§ DATA FOR REVIEW:
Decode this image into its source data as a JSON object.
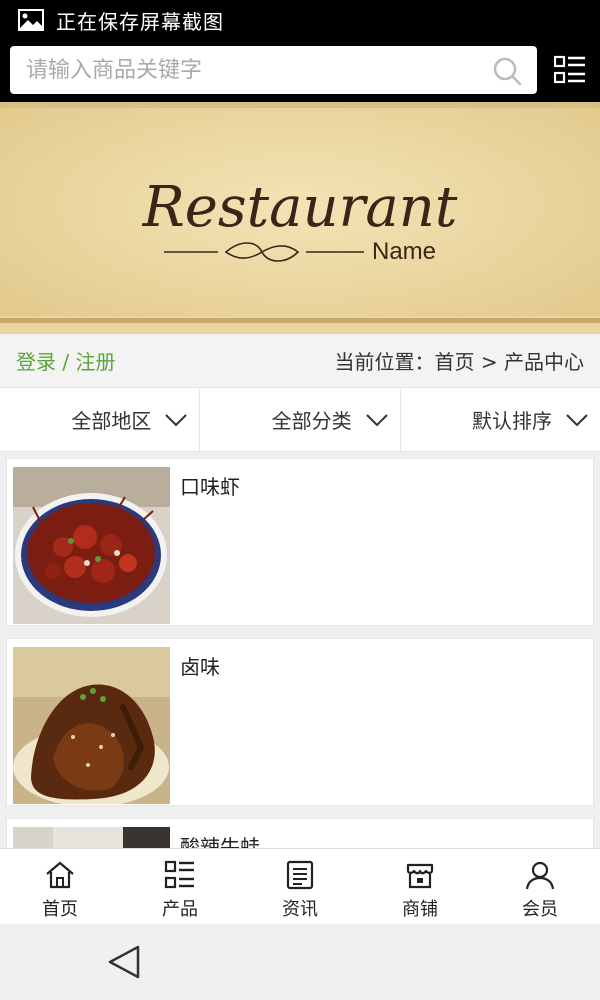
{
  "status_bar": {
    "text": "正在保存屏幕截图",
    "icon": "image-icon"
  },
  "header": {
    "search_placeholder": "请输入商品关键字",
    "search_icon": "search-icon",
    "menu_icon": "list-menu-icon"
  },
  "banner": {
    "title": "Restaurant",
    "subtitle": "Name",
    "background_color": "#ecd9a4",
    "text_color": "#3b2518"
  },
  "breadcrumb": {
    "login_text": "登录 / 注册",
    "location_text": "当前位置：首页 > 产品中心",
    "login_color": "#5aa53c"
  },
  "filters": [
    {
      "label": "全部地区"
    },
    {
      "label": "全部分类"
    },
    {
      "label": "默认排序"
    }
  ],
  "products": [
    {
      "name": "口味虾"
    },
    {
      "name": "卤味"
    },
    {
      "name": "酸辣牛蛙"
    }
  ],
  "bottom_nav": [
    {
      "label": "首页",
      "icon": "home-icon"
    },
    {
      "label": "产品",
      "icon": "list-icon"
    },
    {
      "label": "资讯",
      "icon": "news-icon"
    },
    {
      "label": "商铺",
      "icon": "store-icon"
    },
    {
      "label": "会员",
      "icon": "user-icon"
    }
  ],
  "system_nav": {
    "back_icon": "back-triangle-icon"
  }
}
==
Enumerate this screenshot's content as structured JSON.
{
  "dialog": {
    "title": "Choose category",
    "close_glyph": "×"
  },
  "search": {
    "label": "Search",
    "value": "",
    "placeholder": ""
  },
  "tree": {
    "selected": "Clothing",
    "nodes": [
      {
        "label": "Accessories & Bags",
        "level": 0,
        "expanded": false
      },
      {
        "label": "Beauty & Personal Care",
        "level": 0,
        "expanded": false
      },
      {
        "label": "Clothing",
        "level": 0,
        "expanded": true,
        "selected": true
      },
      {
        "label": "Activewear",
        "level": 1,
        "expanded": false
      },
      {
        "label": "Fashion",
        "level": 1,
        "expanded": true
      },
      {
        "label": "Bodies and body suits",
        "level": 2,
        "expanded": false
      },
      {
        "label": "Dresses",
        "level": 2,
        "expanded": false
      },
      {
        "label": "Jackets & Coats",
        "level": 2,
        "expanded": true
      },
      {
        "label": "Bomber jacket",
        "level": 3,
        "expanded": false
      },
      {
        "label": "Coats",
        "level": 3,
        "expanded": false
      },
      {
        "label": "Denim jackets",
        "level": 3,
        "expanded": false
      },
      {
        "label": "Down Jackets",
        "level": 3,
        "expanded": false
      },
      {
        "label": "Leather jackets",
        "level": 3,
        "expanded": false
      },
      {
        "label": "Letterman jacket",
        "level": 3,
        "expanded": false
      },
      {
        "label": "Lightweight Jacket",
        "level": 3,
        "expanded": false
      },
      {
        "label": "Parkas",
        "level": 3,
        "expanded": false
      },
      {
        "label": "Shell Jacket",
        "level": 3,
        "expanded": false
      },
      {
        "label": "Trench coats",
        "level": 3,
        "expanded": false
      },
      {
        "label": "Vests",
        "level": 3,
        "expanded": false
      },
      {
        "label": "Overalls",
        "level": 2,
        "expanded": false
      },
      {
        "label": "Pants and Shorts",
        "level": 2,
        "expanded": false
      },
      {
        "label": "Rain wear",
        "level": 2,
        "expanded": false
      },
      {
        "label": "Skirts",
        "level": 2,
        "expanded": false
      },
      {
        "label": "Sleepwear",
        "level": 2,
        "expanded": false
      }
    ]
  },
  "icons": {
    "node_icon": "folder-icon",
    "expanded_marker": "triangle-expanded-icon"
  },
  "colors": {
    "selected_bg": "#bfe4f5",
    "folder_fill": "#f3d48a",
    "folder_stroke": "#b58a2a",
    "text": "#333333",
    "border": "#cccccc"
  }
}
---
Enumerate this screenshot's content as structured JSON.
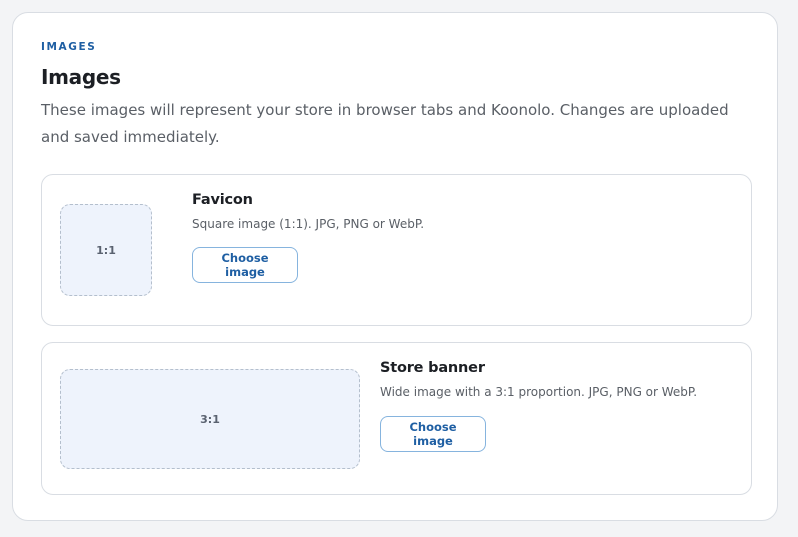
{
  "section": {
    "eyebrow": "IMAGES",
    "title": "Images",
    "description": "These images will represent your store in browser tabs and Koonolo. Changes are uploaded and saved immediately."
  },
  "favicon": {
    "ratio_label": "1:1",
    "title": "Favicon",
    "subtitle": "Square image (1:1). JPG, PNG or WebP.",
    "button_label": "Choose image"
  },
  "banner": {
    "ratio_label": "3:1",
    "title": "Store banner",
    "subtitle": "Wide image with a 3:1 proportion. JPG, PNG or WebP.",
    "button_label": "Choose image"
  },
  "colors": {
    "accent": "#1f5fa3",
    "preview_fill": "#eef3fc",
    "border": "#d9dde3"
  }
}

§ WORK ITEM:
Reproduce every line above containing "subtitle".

§ REPLY:
    "subtitle": "Name",
    "subtitle": "Square image (1:1). JPG, PNG or WebP.",
    "subtitle": "Wide image with a 3:1 proportion. JPG, PNG or WebP.",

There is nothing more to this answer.